Zhou Sha from Faculty of Geographical Science Publishes an Article in Nature Communications
On 30 September, a research by Associate Professor Zhou Sha and his team was published online in Nature Communications, which found that the global surface water availability in the subtropical regions and the Amazon shows a trend of "wet seasons becoming drier and dry seasons becoming wetter ", mainly driven by seasonally varying soil moisture(SM) feedbacks on surface water availability (precipitation minus evaporation, P-E).
Using multi–model simulations from CMIP5 and CMIP6 projections, the study finds that the seasonal variability of surface water availability will increase significantly in many terrestrial regions in the future, i.e. ‘wet get wetter, dry get drier’ (WWDD) mechanism, in line with thermodynamic theory. However, about 20% of the terrestrial regions show a weakening of the seasonal variability of 'dry season to wet, wet season to dry', mainly in the dry subtropical and Amazonian regions.
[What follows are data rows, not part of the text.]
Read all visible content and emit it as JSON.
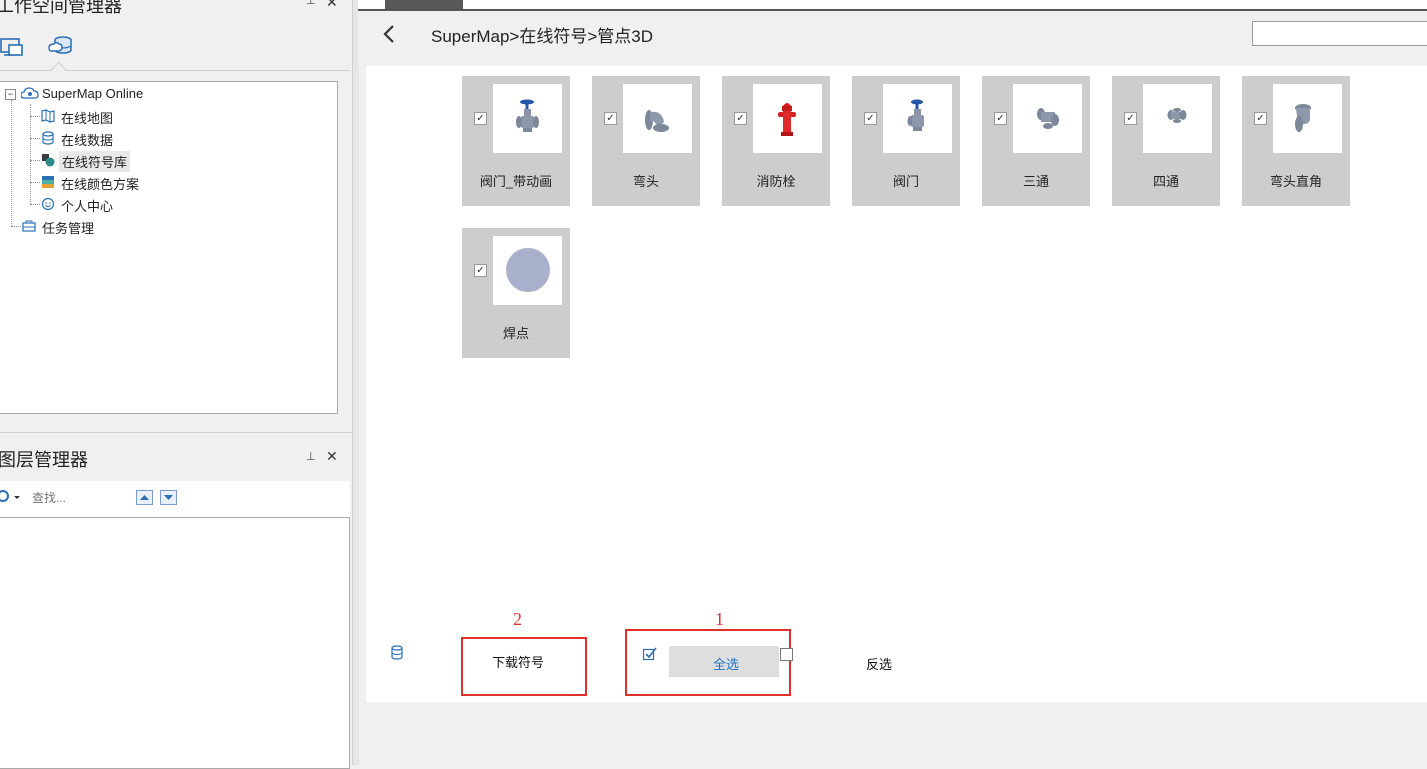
{
  "workspace_manager": {
    "title": "工作空间管理器",
    "tree": {
      "root_label": "SuperMap Online",
      "children": [
        {
          "label": "在线地图"
        },
        {
          "label": "在线数据"
        },
        {
          "label": "在线符号库"
        },
        {
          "label": "在线颜色方案"
        },
        {
          "label": "个人中心"
        }
      ],
      "task_label": "任务管理"
    }
  },
  "layer_manager": {
    "title": "图层管理器",
    "search_placeholder": "查找..."
  },
  "symbol_browser": {
    "breadcrumb": "SuperMap>在线符号>管点3D",
    "symbols": [
      {
        "name": "阀门_带动画",
        "checked": true,
        "icon": "valve-animated-icon"
      },
      {
        "name": "弯头",
        "checked": true,
        "icon": "elbow-icon"
      },
      {
        "name": "消防栓",
        "checked": true,
        "icon": "fire-hydrant-icon"
      },
      {
        "name": "阀门",
        "checked": true,
        "icon": "valve-icon"
      },
      {
        "name": "三通",
        "checked": true,
        "icon": "tee-icon"
      },
      {
        "name": "四通",
        "checked": true,
        "icon": "cross-icon"
      },
      {
        "name": "弯头直角",
        "checked": true,
        "icon": "right-angle-elbow-icon"
      },
      {
        "name": "焊点",
        "checked": true,
        "icon": "weld-point-icon"
      }
    ],
    "actions": {
      "download_label": "下载符号",
      "select_all_label": "全选",
      "invert_label": "反选"
    },
    "annotations": {
      "marker_1": "1",
      "marker_2": "2"
    }
  },
  "colors": {
    "card_bg": "#cdcdcd",
    "annotation_red": "#e0302a",
    "select_all_text": "#1e73c7"
  }
}
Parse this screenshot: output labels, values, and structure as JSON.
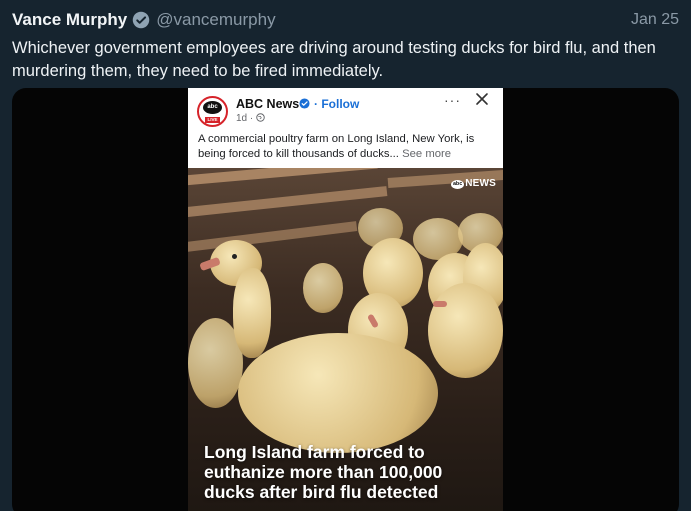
{
  "tweet": {
    "author_name": "Vance Murphy",
    "handle": "@vancemurphy",
    "date": "Jan 25",
    "text": "Whichever government employees are driving around testing ducks for bird flu, and then murdering them, they need to be fired immediately."
  },
  "embedded_post": {
    "page_name": "ABC News",
    "follow_label": "Follow",
    "time": "1d ·",
    "more_label": "···",
    "caption": "A commercial poultry farm on Long Island, New York, is being forced to kill thousands of ducks...",
    "see_more": "See more",
    "avatar_text": "abc",
    "avatar_live": "LIVE",
    "photo_logo": "NEWS",
    "photo_logo_mark": "abc",
    "headline": "Long Island farm forced to euthanize more than 100,000 ducks after bird flu detected"
  },
  "colors": {
    "background": "#16242f",
    "verified_badge": "#8fa3b3",
    "fb_link": "#1a6fd6"
  }
}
However, about 20% of the land area shows a weakening of the seasonal variability of 'wet seasons becoming drier and dry seasons becoming wetter', mainly in the subtropical and Amazonian regions.
Fig. 1 Multi–model mean seasonal changes in water availability in CMIP5 and CMIP6.
(a-f) Seasonal variability characteristics of P-E under future high emission scenarios.
Blue/Red represents enhanced/reduced seasonality(ES/RS) of P–E.
(g-h)Seasonal variation curves of P-E for historical and future periods
(horizontal axis 1 indicates the first month of the dry season).
This study combines land–atmosphere coupling experiments with an empirical statistical model to systematically investigate the mechanisms by which soil moisture feedback affect seasonal changes in surface water availability in the subtropical region and Amazon. The study finds that the global warming contributes to the reduction of surface water availability and soil water in the wet and dry seasons in these regions. In the dry season, the reduction in soil water attenuates the evaporative cooling effect through the land-atmosphere feedback, raising surface temperatures and further enhancing the thermal and barometric differences between land and sea, thereby promoting regional atmospheric upward movement and greatly increasing the water vapour delivered to the dry subtropical and Amazonian regions. This kinetic mechanism of soil moisture feedback counteracts the effects of climate change, resulting in an upward trend in surface water availability during the dry season. However, in the wet season, the effect of soil water reduction on evaporation and atmospheric water vapour transport is weaker and surface water availability tends to decrease. Statistics show that seasonal differences in soil moisture feedback contribute up to 63% to the reduction in seasonal variability of surface water availability in the dry subtropical and Amazonian regions, while other factors such as climate change contribute 37%. The soil moisture feedback kinetic mechanism effectively explains the key reason for the difference between the thermodynamic dry and wet change theory and the seasonal variation in surface water availability in global climate models.
Fig. 2: Multi-model mean seasonal changes in soil moisture in CMIP5 and CMIP6.
(a-c) Characteristics of future P-E seasonal variability in the CMIP6 model
(d-f) Effects of non-soil water factors such as climate change on P-E seasonal variability
(soil water trends and seasonal variability held constant in the LFMIP-pdLCland–atmosphere coupling experiments)
(g-i) Effects of soil water-atmosphere feedbacks on P-E seasonal variability
(j-l) Seasonal variability enhancement (ES) and diminished (RS) area-weighted average P-E seasonal variability characteristics and their influence by climate change and soil water-atmosphere feedbacks.
Fig. 3: Soil moisture effects on water availability in the wet and dry seasons in CMIP6.
(a-f) The effect of soil water on P-E and its thermodynamic and kinetic mechanisms.
(g-h) Effect of soil water variability on the atmospheric vertical rise rate (-w).
Es and RS indicate the regions of enhanced and diminished seasonal variability, respectively, in Fig. 2c.
Associate Professor Zhou Sha from the Department of Geographical Sciences, Beijing Normal University is the first author and corresponding author of the paper. This is another important research result in the seasonal change mechanism of surface water availability in arid areas, based on Zhou Sha's discovery in 2021 (Zhou et al., 2021, Nature Climate Change) that soil moisture feedbacks slow down the long-term decline of surface water availability in arid areas. The new research has important implications for the understanding of dry and wet change patterns in terrestrial arid areas under the context of climate change.